*** Opening DATA SUPPLIED ***
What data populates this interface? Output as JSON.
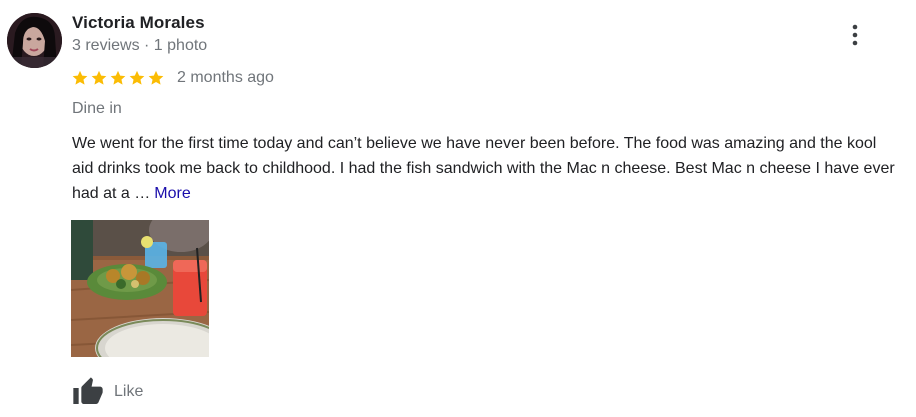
{
  "review": {
    "author": "Victoria Morales",
    "author_meta": "3 reviews · 1 photo",
    "rating": 5,
    "rating_max": 5,
    "time_ago": "2 months ago",
    "service_type": "Dine in",
    "text": "We went for the first time today and can’t believe we have never been before. The food was amazing and the kool aid drinks took me back to childhood. I had the fish sandwich with the Mac n cheese. Best Mac n cheese I have ever had at a …",
    "more_label": "More",
    "like_label": "Like"
  },
  "icons": {
    "star": "star-icon",
    "more": "more-vert-icon",
    "like": "thumb-up-icon"
  },
  "colors": {
    "star": "#fbbc04",
    "link": "#1a0dab",
    "secondary_text": "#70757a",
    "primary_text": "#202124",
    "icon_dark": "#3c4043"
  }
}
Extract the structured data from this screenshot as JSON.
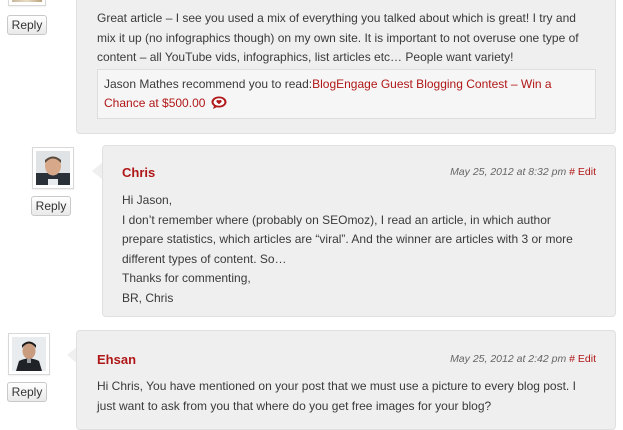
{
  "comment1": {
    "reply_label": "Reply",
    "lines": [
      "Great article – I see you used a mix of everything you talked about which is great! I try and",
      "mix it up (no infographics though) on my own site. It is important to not overuse one type of",
      "content – all YouTube vids, infographics, list articles etc… People want variety!"
    ],
    "commentluv": {
      "prefix": "Jason Mathes recommend you to read:",
      "link_line1": "BlogEngage Guest Blogging Contest – Win a",
      "link_line2": "Chance at $500.00",
      "heart_icon": "commentluv-heart-icon"
    }
  },
  "comment2": {
    "author": "Chris",
    "date": "May 25, 2012 at 8:32 pm",
    "permalink": "#",
    "edit": "Edit",
    "reply_label": "Reply",
    "lines": [
      "Hi Jason,",
      "I don’t remember where (probably on SEOmoz), I read an article, in which author",
      "prepare statistics, which articles are “viral”. And the winner are articles with 3 or more",
      "different types of content. So…",
      "Thanks for commenting,",
      "BR, Chris"
    ]
  },
  "comment3": {
    "author": "Ehsan",
    "date": "May 25, 2012 at 2:42 pm",
    "permalink": "#",
    "edit": "Edit",
    "reply_label": "Reply",
    "lines": [
      "Hi Chris, You have mentioned on your post that we must use a picture to every blog post. I",
      "just want to ask from you that where do you get free images for your blog?"
    ]
  },
  "colors": {
    "accent": "#b01717",
    "bubble_bg": "#efefef",
    "text": "#3a3a3a"
  }
}
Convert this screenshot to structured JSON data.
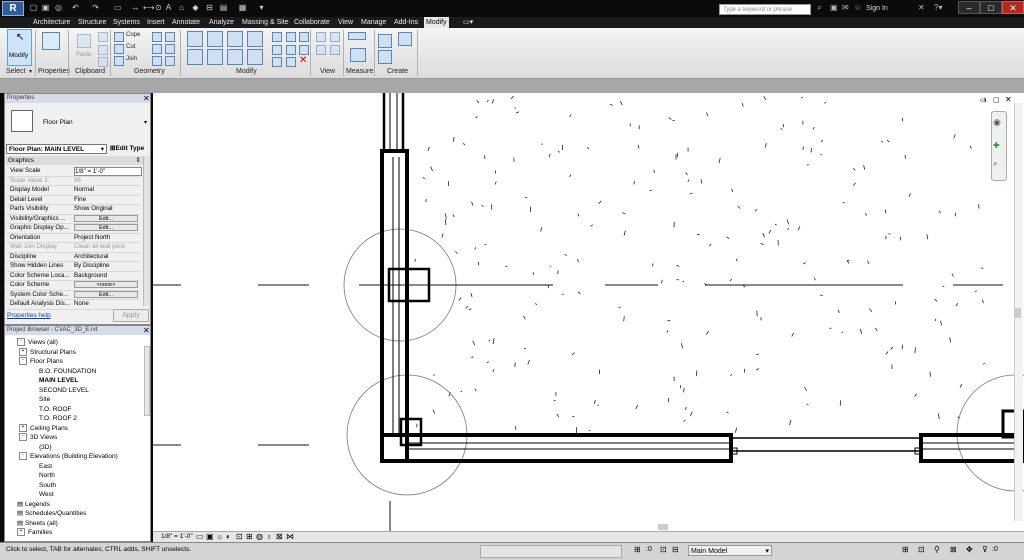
{
  "qat": {
    "text_icon": "A"
  },
  "search": {
    "placeholder": "Type a keyword or phrase"
  },
  "signin": "Sign In",
  "tabs": [
    "Architecture",
    "Structure",
    "Systems",
    "Insert",
    "Annotate",
    "Analyze",
    "Massing & Site",
    "Collaborate",
    "View",
    "Manage",
    "Add-Ins",
    "Modify"
  ],
  "ribbon": {
    "modify_label": "Modify",
    "panels": {
      "select": "Select",
      "properties": "Properties",
      "clipboard": "Clipboard",
      "geometry": "Geometry",
      "modify": "Modify",
      "view": "View",
      "measure": "Measure",
      "create": "Create"
    },
    "paste": "Paste",
    "cope": "Cope",
    "cut": "Cut",
    "join": "Join"
  },
  "properties": {
    "title": "Properties",
    "type_name": "Floor Plan",
    "selector": "Floor Plan: MAIN LEVEL",
    "edit_type": "Edit Type",
    "group": "Graphics",
    "rows": [
      {
        "k": "View Scale",
        "v": "1/8\" = 1'-0\""
      },
      {
        "k": "Scale Value    1:",
        "v": "96"
      },
      {
        "k": "Display Model",
        "v": "Normal"
      },
      {
        "k": "Detail Level",
        "v": "Fine"
      },
      {
        "k": "Parts Visibility",
        "v": "Show Original"
      },
      {
        "k": "Visibility/Graphics ...",
        "v": "Edit..."
      },
      {
        "k": "Graphic Display Op...",
        "v": "Edit..."
      },
      {
        "k": "Orientation",
        "v": "Project North"
      },
      {
        "k": "Wall Join Display",
        "v": "Clean all wall joins"
      },
      {
        "k": "Discipline",
        "v": "Architectural"
      },
      {
        "k": "Show Hidden Lines",
        "v": "By Discipline"
      },
      {
        "k": "Color Scheme Loca...",
        "v": "Background"
      },
      {
        "k": "Color Scheme",
        "v": "<none>"
      },
      {
        "k": "System Color Sche...",
        "v": "Edit..."
      },
      {
        "k": "Default Analysis Dis...",
        "v": "None"
      }
    ],
    "help": "Properties help",
    "apply": "Apply"
  },
  "browser": {
    "title": "Project Browser - CVAC_3D_E.rvt",
    "items": [
      {
        "t": "Views (all)",
        "lvl": 0,
        "exp": "-"
      },
      {
        "t": "Structural Plans",
        "lvl": 1,
        "exp": "+"
      },
      {
        "t": "Floor Plans",
        "lvl": 1,
        "exp": "-"
      },
      {
        "t": "B.O. FOUNDATION",
        "lvl": 2
      },
      {
        "t": "MAIN LEVEL",
        "lvl": 2,
        "bold": true
      },
      {
        "t": "SECOND LEVEL",
        "lvl": 2
      },
      {
        "t": "Site",
        "lvl": 2
      },
      {
        "t": "T.O. ROOF",
        "lvl": 2
      },
      {
        "t": "T.O. ROOF 2",
        "lvl": 2
      },
      {
        "t": "Ceiling Plans",
        "lvl": 1,
        "exp": "+"
      },
      {
        "t": "3D Views",
        "lvl": 1,
        "exp": "-"
      },
      {
        "t": "{3D}",
        "lvl": 2
      },
      {
        "t": "Elevations (Building Elevation)",
        "lvl": 1,
        "exp": "-"
      },
      {
        "t": "East",
        "lvl": 2
      },
      {
        "t": "North",
        "lvl": 2
      },
      {
        "t": "South",
        "lvl": 2
      },
      {
        "t": "West",
        "lvl": 2
      },
      {
        "t": "Legends",
        "lvl": 0
      },
      {
        "t": "Schedules/Quantities",
        "lvl": 0
      },
      {
        "t": "Sheets (all)",
        "lvl": 0
      },
      {
        "t": "Families",
        "lvl": 0,
        "exp": "+"
      }
    ]
  },
  "viewbar": {
    "scale": "1/8\" = 1'-0\""
  },
  "status": {
    "text": "Click to select, TAB for alternates, CTRL adds, SHIFT unselects.",
    "zero": ":0",
    "model": "Main Model"
  }
}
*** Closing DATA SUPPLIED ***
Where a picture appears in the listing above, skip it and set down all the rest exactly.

What data populates this interface? Output as JSON.
{
  "review": {
    "author": "Victoria Morales",
    "author_meta": "3 reviews · 1 photo",
    "rating": 5,
    "rating_max": 5,
    "time_ago": "2 months ago",
    "service_type": "Dine in",
    "text": "We went for the first time today and can’t believe we have never been before. The food was amazing and the kool aid drinks took me back to childhood. I had the fish sandwich with the Mac n cheese. Best Mac n cheese I have ever had at a …",
    "more_label": "More",
    "like_label": "Like"
  },
  "icons": {
    "star": "star-icon",
    "more": "more-vert-icon",
    "like": "thumb-up-icon"
  },
  "colors": {
    "star": "#fbbc04",
    "link": "#1a0dab",
    "secondary_text": "#70757a",
    "primary_text": "#202124",
    "icon_dark": "#3c4043"
  }
}
Extract the structured data from this screenshot as JSON.
{
  "comment1": {
    "reply_label": "Reply",
    "lines": [
      "Great article – I see you used a mix of everything you talked about which is great! I try and",
      "mix it up (no infographics though) on my own site. It is important to not overuse one type of",
      "content – all YouTube vids, infographics, list articles etc… People want variety!"
    ],
    "commentluv": {
      "prefix": "Jason Mathes recommend you to read:",
      "link_line1": "BlogEngage Guest Blogging Contest – Win a",
      "link_line2": "Chance at $500.00",
      "heart_icon": "commentluv-heart-icon"
    }
  },
  "comment2": {
    "author": "Chris",
    "date": "May 25, 2012 at 8:32 pm",
    "permalink": "#",
    "edit": "Edit",
    "reply_label": "Reply",
    "lines": [
      "Hi Jason,",
      "I don’t remember where (probably on SEOmoz), I read an article, in which author",
      "prepare statistics, which articles are “viral”. And the winner are articles with 3 or more",
      "different types of content. So…",
      "Thanks for commenting,",
      "BR, Chris"
    ]
  },
  "comment3": {
    "author": "Ehsan",
    "date": "May 25, 2012 at 2:42 pm",
    "permalink": "#",
    "edit": "Edit",
    "reply_label": "Reply",
    "lines": [
      "Hi Chris, You have mentioned on your post that we must use a picture to every blog post. I",
      "just want to ask from you that where do you get free images for your blog?"
    ]
  },
  "colors": {
    "accent": "#b01717",
    "bubble_bg": "#efefef",
    "text": "#3a3a3a"
  }
}
Convert this screenshot to structured JSON data.
{
  "qat": {
    "text_icon": "A"
  },
  "search": {
    "placeholder": "Type a keyword or phrase"
  },
  "signin": "Sign In",
  "tabs": [
    "Architecture",
    "Structure",
    "Systems",
    "Insert",
    "Annotate",
    "Analyze",
    "Massing & Site",
    "Collaborate",
    "View",
    "Manage",
    "Add-Ins",
    "Modify"
  ],
  "ribbon": {
    "modify_label": "Modify",
    "panels": {
      "select": "Select",
      "properties": "Properties",
      "clipboard": "Clipboard",
      "geometry": "Geometry",
      "modify": "Modify",
      "view": "View",
      "measure": "Measure",
      "create": "Create"
    },
    "paste": "Paste",
    "cope": "Cope",
    "cut": "Cut",
    "join": "Join"
  },
  "properties": {
    "title": "Properties",
    "type_name": "Floor Plan",
    "selector": "Floor Plan: MAIN LEVEL",
    "edit_type": "Edit Type",
    "group": "Graphics",
    "rows": [
      {
        "k": "View Scale",
        "v": "1/8\" = 1'-0\""
      },
      {
        "k": "Scale Value    1:",
        "v": "96"
      },
      {
        "k": "Display Model",
        "v": "Normal"
      },
      {
        "k": "Detail Level",
        "v": "Fine"
      },
      {
        "k": "Parts Visibility",
        "v": "Show Original"
      },
      {
        "k": "Visibility/Graphics ...",
        "v": "Edit..."
      },
      {
        "k": "Graphic Display Op...",
        "v": "Edit..."
      },
      {
        "k": "Orientation",
        "v": "Project North"
      },
      {
        "k": "Wall Join Display",
        "v": "Clean all wall joins"
      },
      {
        "k": "Discipline",
        "v": "Architectural"
      },
      {
        "k": "Show Hidden Lines",
        "v": "By Discipline"
      },
      {
        "k": "Color Scheme Loca...",
        "v": "Background"
      },
      {
        "k": "Color Scheme",
        "v": "<none>"
      },
      {
        "k": "System Color Sche...",
        "v": "Edit..."
      },
      {
        "k": "Default Analysis Dis...",
        "v": "None"
      }
    ],
    "help": "Properties help",
    "apply": "Apply"
  },
  "browser": {
    "title": "Project Browser - CVAC_3D_E.rvt",
    "items": [
      {
        "t": "Views (all)",
        "lvl": 0,
        "exp": "-"
      },
      {
        "t": "Structural Plans",
        "lvl": 1,
        "exp": "+"
      },
      {
        "t": "Floor Plans",
        "lvl": 1,
        "exp": "-"
      },
      {
        "t": "B.O. FOUNDATION",
        "lvl": 2
      },
      {
        "t": "MAIN LEVEL",
        "lvl": 2,
        "bold": true
      },
      {
        "t": "SECOND LEVEL",
        "lvl": 2
      },
      {
        "t": "Site",
        "lvl": 2
      },
      {
        "t": "T.O. ROOF",
        "lvl": 2
      },
      {
        "t": "T.O. ROOF 2",
        "lvl": 2
      },
      {
        "t": "Ceiling Plans",
        "lvl": 1,
        "exp": "+"
      },
      {
        "t": "3D Views",
        "lvl": 1,
        "exp": "-"
      },
      {
        "t": "{3D}",
        "lvl": 2
      },
      {
        "t": "Elevations (Building Elevation)",
        "lvl": 1,
        "exp": "-"
      },
      {
        "t": "East",
        "lvl": 2
      },
      {
        "t": "North",
        "lvl": 2
      },
      {
        "t": "South",
        "lvl": 2
      },
      {
        "t": "West",
        "lvl": 2
      },
      {
        "t": "Legends",
        "lvl": 0
      },
      {
        "t": "Schedules/Quantities",
        "lvl": 0
      },
      {
        "t": "Sheets (all)",
        "lvl": 0
      },
      {
        "t": "Families",
        "lvl": 0,
        "exp": "+"
      }
    ]
  },
  "viewbar": {
    "scale": "1/8\" = 1'-0\""
  },
  "status": {
    "text": "Click to select, TAB for alternates, CTRL adds, SHIFT unselects.",
    "zero": ":0",
    "model": "Main Model"
  }
}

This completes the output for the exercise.